I am reading a book on curve shortening flow. Optionally, please see this image for the page that is confusing me (I am not allowed to include it in this post since I'm new): http://i.stack.imgur.com/L54lm.png
[Thanks to user Leonid from SE for the image. Page 17 of *The Curve Shortening Problem* by Kai Seng Chou and Xi-Ping Zhu]

The authors construct a map $\mathcal{F}$ from $\tilde{C}^{k+2, \alpha}(S^1 \times (0,t))$ to $\tilde{C}^{k, \alpha}(S^1 \times (0,t))$, find its Frechet derivative and show it's an isomorphism, so we can use the inverse function theorem. They say there exists a $t_0$, $\epsilon$ and $\delta$ such that for any $f$ with $\lVert f - \mathcal{F}(v) \rVert < \epsilon $ there exists a unique $u$ such that $\lVert u - v \rVert < \delta$ and $\mathcal{F}(u) = f$ for all $t \leq t_0$.

**I am confused about the part they say that "there exists a $t_0$ ... such that $\mathcal{F}(u) = f$ for all $t \leq t_0$". How does this time dependence come into this from the inverse function theorem?**

The inverse function theorem I know doesn't state anything about this time dependence. The proof is confusingly written (for me anyway). If they fix the space to be $\tilde{C}^{k, \alpha}(S^1 \times (0,t))$ then how can they only say that the solution exists within a neighbourhood of the $(0,t)$? I thought you don't get control of that, only the space of functions.

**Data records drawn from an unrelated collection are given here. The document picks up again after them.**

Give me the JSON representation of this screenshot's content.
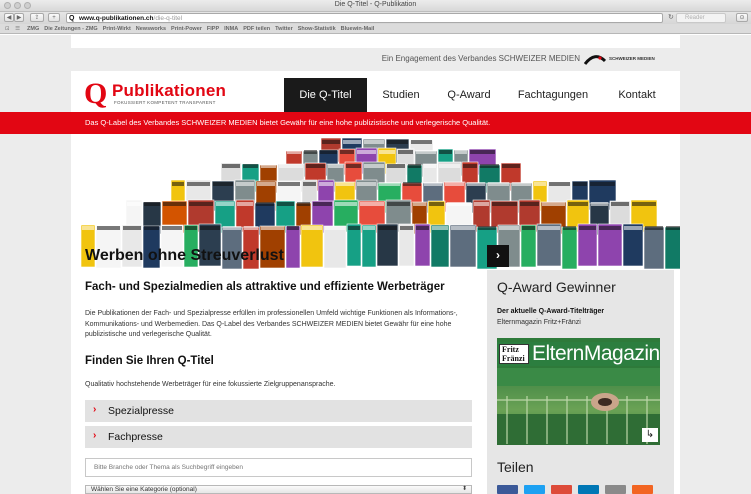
{
  "browser": {
    "window_title": "Die Q-Titel - Q-Publikation",
    "url_host": "www.q-publikationen.ch",
    "url_path": "/die-q-titel",
    "reader_label": "Reader",
    "bookmarks": [
      "ZMG",
      "Die Zeitungen - ZMG",
      "Print-Wirkt",
      "Newsworks",
      "Print-Power",
      "FIPP",
      "INMA",
      "PDF teilen",
      "Twitter",
      "Show-Statistik",
      "Bluewin-Mail"
    ]
  },
  "header": {
    "engagement_text": "Ein Engagement des Verbandes SCHWEIZER MEDIEN",
    "partner_logo_text": "SCHWEIZER MEDIEN",
    "logo_word": "Publikationen",
    "logo_tagline": "FOKUSSIERT   KOMPETENT   TRANSPARENT",
    "nav": [
      {
        "label": "Die Q-Titel",
        "active": true
      },
      {
        "label": "Studien",
        "active": false
      },
      {
        "label": "Q-Award",
        "active": false
      },
      {
        "label": "Fachtagungen",
        "active": false
      },
      {
        "label": "Kontakt",
        "active": false
      }
    ],
    "banner_text": "Das Q-Label des Verbandes SCHWEIZER MEDIEN bietet Gewähr für eine hohe publizistische und verlegerische Qualität."
  },
  "main": {
    "title": "Werben ohne Streuverlust",
    "subtitle": "Fach- und Spezialmedien als attraktive und effiziente Werbeträger",
    "intro": "Die Publikationen der Fach- und Spezialpresse erfüllen im professionellen Umfeld wichtige Funktionen als Informations-, Kommunikations- und Werbemedien. Das Q-Label des Verbandes SCHWEIZER MEDIEN bietet Gewähr für eine hohe publizistische und verlegerische Qualität.",
    "find_title": "Finden Sie Ihren Q-Titel",
    "find_text": "Qualitativ hochstehende Werbeträger für eine fokussierte Zielgruppenansprache.",
    "accordion": [
      {
        "label": "Spezialpresse"
      },
      {
        "label": "Fachpresse"
      }
    ],
    "search_placeholder": "Bitte Branche oder Thema als Suchbegriff eingeben",
    "category_select": "Wählen Sie eine Kategorie (optional)"
  },
  "sidebar": {
    "tab_glyph": "›",
    "award_title": "Q-Award Gewinner",
    "award_subtitle": "Der aktuelle Q-Award-Titelträger",
    "award_name": "Elternmagazin Fritz+Fränzi",
    "cover_brand": "Fritz Fränzi",
    "cover_title": "ElternMagazin",
    "share_title": "Teilen",
    "share_colors": [
      "#3b5998",
      "#1da1f2",
      "#dd4b39",
      "#0077b5",
      "#8a8a8a",
      "#f26522"
    ]
  },
  "colors": {
    "brand_red": "#e20613",
    "nav_active_bg": "#1a1a1a",
    "panel_grey": "#e6e6e6"
  }
}
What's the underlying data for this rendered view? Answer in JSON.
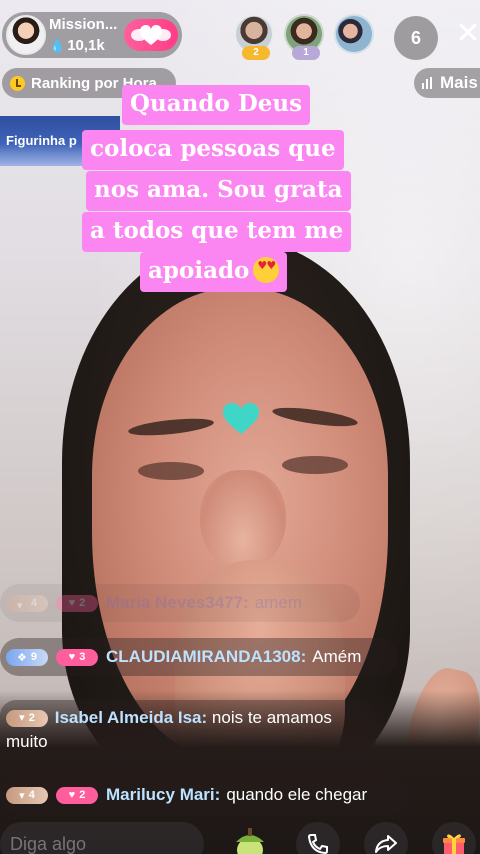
{
  "host": {
    "name": "Mission...",
    "likes": "10,1k"
  },
  "viewers": [
    {
      "badge": "2",
      "badge_color": "#f5b82e"
    },
    {
      "badge": "1",
      "badge_color": "#b7a8d8"
    }
  ],
  "viewer_count": "6",
  "ranking": {
    "label": "Ranking por Hora"
  },
  "more": {
    "label": "Mais"
  },
  "sticker_banner": {
    "label": "Figurinha p"
  },
  "caption": {
    "lines": [
      "Quando Deus",
      "coloca pessoas que",
      "nos ama. Sou grata",
      "a todos que tem me",
      "apoiado"
    ],
    "emoji": "heart-eyes-emoji"
  },
  "chat": [
    {
      "level1": "4",
      "level2": "2",
      "user": "Maria Neves3477:",
      "message": "amem"
    },
    {
      "level1": "9",
      "level2": "3",
      "user": "CLAUDIAMIRANDA1308:",
      "message": "Amém"
    },
    {
      "level1": "2",
      "user": "Isabel Almeida Isa:",
      "message": "nois te amamos muito"
    },
    {
      "level1": "4",
      "level2": "2",
      "user": "Marilucy Mari:",
      "message": "quando ele chegar"
    }
  ],
  "input": {
    "placeholder": "Diga algo"
  },
  "colors": {
    "caption_bg": "#fb86f2",
    "follow": "#ff4d90",
    "username": "#bde2ff"
  }
}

Can anyone explain this? Are they using some other theorem? Thanks.